I know that this is news to you. What this means is if our district coordinates a political response with other school districts and interested parties, we can have these accounts known to the public and reconsidered to maximize public benefits.

Colleagues: I’m happy to sit down with anyone to explain and point to the documentation of these surplus assets. My suggestion is for a responsible party at the district and/or school board to be briefed by me, verify the data, and initiate a coordinated district response. 

If it helps to consider the value of investigating this data, please recall that I was a leader in an organization (RESULTS) that worked with both Republican and Democratic parties’ leadership for 18 years that led to two UN Summits for heads of state. We were, and still are, the principal proponent for microcredit (topic of the 2006 Nobel Peace Prize). I have worked with policy that literally saves millions of human lives in the extremely complex issue of ending poverty. This history may suggest my capacity to reliably present economic data for professional and public consideration. And that said, as educators of objective facts, the real power of this data is anyone can independently verify its accuracy.

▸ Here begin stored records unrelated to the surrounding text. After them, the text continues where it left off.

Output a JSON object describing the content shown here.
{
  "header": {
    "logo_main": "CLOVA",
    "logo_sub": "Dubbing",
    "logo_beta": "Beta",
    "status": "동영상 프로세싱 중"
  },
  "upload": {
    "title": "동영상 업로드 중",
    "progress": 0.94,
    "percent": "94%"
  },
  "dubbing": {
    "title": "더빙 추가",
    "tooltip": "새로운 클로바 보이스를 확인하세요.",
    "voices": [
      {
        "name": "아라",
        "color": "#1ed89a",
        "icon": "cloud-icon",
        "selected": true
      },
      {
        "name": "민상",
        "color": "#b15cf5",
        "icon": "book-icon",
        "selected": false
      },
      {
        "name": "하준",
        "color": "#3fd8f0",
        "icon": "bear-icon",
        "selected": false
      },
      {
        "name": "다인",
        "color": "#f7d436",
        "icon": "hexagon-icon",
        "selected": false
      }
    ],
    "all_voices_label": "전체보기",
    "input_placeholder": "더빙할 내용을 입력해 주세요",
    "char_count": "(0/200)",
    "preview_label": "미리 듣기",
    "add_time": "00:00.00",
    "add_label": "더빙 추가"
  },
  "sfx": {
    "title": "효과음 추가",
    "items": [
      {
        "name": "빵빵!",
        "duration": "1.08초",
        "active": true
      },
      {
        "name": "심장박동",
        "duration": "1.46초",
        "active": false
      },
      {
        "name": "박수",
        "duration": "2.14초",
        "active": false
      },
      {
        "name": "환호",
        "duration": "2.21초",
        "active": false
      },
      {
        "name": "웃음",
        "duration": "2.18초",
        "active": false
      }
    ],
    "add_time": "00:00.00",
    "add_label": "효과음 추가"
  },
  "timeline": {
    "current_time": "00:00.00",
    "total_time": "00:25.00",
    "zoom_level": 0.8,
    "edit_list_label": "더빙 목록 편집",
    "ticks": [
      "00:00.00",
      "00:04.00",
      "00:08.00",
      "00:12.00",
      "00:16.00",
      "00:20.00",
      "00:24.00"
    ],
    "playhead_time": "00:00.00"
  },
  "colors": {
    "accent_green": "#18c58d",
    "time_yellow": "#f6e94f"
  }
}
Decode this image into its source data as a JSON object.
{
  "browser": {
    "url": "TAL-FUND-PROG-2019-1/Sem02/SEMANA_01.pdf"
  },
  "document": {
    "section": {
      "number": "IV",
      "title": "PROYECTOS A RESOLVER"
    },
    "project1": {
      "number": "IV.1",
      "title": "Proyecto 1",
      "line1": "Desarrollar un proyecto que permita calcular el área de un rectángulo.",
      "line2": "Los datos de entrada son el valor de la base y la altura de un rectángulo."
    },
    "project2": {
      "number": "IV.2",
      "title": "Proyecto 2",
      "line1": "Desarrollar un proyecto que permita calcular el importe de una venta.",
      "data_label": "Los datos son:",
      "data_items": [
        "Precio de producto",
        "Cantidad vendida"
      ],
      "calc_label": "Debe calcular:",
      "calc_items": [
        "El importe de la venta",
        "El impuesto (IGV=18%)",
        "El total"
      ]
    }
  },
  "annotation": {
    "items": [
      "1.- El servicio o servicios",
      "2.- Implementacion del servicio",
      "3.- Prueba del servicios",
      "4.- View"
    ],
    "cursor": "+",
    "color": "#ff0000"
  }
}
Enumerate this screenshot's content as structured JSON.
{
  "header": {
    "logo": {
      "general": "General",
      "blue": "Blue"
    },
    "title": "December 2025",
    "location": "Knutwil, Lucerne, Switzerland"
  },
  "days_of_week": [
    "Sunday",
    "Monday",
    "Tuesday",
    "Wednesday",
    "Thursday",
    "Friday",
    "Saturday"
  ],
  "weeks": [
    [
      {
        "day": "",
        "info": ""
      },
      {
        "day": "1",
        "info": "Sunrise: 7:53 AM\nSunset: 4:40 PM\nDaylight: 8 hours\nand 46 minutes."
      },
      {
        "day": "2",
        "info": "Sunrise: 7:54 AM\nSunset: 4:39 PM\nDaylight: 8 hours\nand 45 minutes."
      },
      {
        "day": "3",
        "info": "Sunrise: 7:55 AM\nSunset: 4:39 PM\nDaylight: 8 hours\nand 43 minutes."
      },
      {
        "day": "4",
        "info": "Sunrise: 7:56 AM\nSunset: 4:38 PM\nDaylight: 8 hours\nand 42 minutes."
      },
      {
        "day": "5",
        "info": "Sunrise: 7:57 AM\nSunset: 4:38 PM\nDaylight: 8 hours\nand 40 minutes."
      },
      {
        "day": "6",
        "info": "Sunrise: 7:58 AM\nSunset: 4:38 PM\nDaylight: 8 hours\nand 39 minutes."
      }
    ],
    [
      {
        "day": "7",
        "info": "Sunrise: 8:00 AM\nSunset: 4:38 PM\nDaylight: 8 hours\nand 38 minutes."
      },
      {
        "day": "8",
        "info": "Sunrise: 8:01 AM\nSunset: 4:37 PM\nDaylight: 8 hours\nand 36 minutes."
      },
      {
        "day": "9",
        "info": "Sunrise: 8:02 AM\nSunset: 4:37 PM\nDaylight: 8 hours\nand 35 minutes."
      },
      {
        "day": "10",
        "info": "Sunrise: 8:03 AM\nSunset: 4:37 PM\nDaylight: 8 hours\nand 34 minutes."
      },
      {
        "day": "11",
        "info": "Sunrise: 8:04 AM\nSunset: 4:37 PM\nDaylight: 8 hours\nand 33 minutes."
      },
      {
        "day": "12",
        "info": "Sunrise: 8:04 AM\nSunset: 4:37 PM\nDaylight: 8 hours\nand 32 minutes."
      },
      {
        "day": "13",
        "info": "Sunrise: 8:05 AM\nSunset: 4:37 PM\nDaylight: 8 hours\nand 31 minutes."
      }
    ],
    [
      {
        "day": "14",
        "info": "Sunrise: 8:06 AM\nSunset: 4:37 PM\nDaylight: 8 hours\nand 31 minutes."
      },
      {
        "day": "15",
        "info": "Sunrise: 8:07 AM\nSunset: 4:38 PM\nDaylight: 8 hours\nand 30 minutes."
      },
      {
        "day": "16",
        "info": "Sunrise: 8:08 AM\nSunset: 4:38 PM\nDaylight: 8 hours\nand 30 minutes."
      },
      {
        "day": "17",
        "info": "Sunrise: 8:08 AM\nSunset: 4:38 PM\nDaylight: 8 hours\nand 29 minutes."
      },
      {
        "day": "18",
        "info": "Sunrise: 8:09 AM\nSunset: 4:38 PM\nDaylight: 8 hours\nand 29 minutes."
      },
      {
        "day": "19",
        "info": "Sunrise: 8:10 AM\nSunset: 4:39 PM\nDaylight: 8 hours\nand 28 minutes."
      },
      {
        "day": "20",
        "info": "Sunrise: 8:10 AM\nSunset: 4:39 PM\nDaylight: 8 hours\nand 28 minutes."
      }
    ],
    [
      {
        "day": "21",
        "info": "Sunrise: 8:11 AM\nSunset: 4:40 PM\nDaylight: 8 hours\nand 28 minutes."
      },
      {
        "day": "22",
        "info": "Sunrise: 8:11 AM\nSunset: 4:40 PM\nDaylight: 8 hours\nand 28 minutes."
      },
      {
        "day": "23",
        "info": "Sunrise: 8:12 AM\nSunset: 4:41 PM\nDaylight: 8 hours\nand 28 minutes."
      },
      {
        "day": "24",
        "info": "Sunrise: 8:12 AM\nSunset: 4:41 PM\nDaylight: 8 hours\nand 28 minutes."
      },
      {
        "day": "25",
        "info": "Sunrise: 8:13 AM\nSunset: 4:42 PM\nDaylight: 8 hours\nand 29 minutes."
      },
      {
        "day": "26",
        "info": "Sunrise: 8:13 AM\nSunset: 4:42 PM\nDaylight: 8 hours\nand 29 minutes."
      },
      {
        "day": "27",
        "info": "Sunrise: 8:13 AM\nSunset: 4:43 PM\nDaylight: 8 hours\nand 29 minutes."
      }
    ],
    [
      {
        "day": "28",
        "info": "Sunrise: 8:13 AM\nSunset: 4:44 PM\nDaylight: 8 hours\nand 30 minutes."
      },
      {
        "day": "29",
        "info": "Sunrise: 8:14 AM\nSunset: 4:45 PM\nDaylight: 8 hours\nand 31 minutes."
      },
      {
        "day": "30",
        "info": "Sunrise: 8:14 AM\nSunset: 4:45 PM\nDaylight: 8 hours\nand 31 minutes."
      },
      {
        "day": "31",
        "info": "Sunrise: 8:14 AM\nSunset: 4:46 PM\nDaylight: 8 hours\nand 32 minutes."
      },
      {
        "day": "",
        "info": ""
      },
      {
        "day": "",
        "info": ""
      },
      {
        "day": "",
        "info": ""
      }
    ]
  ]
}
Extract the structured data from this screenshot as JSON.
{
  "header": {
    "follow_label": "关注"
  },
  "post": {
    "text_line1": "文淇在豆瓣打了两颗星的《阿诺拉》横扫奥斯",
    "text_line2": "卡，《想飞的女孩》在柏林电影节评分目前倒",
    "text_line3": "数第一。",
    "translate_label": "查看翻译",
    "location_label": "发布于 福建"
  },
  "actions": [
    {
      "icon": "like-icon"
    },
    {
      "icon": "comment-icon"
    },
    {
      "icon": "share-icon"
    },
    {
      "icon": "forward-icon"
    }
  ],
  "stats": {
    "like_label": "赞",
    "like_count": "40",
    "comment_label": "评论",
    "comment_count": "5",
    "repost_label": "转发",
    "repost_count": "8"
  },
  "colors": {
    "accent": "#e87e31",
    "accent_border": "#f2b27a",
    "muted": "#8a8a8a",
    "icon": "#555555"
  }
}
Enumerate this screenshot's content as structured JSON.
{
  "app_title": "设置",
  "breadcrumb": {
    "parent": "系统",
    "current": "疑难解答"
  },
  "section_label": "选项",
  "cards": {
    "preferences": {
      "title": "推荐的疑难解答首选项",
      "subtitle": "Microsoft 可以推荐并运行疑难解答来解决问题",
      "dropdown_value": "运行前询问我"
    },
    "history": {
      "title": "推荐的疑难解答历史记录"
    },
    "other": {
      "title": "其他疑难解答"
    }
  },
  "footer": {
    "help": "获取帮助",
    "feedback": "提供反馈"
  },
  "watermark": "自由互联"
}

I promise that you will easily understand this data when you see it.

Importantly, I am unaware of anyone who has even attempted to refute the existence of the colossal funds revealed in CAFRs. Although I’m a leader of pointing to their existence through alternative media, interested parties have failed to receive any political response. For example, last summer I worked with my two state reps, California State Senator Carol Liu and Assemblyperson Anthony Portantino, to have them to merely confirm the data on the state’s own CAFR and respond to my request for independent professional economic cost-benefit analysis of these funds. After five weeks of my personally briefing several staff members, all I received back was obfuscation and delay that drew even my appreciation for creativity. Both offices chose to officially respond with: “No comment.” They would neither confirm nor refute the data on California’s own published and public financial document!

The final status and summary of my “summer service project” with CAFR is reported here.

In 2009, I worked with California’s Treasurer’s Office and received explanation that these account surpluses can only be addressed by the legislative branch due to their legislated designated structures.

My personal interpretation is that both parties’ leadership do not feel safe admitting to the hidden growth of these massive accounts. Putting myself in their shoes, I empathize with their position of not knowing how to disclose retaining so much taxpayer assets that return so little in public income. Close scrutiny will likely reveal massive embezzlement (peculation is the actual legal term for such acts by public officials).

I also see our current position accurately described by a quote attributed to Gandhi (who Ruth honors with Martin King on her office wall): “First they ignore you. Then they laugh at you. Then they fight you. And then you win.”

You may know that many leading economists now use blogs as their media, including Nobel Prize-winners and the author of our AP Economics text. They have found that corporate media (the “Big Six” corporations) will not accurately cover key economic areas, especially in pointing-out reform. This has certainly been true regarding CAFR data. You may also know that mainstream leaders now acknowledge alternative media sources are often more credible than corporate media, and that public polling show over 2/3 of Americans are “angry” at corporate media for their failure to accurately report on our most important issues.

If you’re curious, the other two areas of reform are public banks that remove need for these 14,000 California agencies to keep “rainy day” funds and provide at-cost credit (think a 2% mortgage and credit card that pays your state taxes by themselves), and national monetary reform to stop creating what we use for money as debt and start creating debt-free money.

Thank you for your investment of time and attention.

Feel free to share this e-mail. I am willing to contribute my time and research for public recognition that our problem already has proven historical solutions.

Carl Herman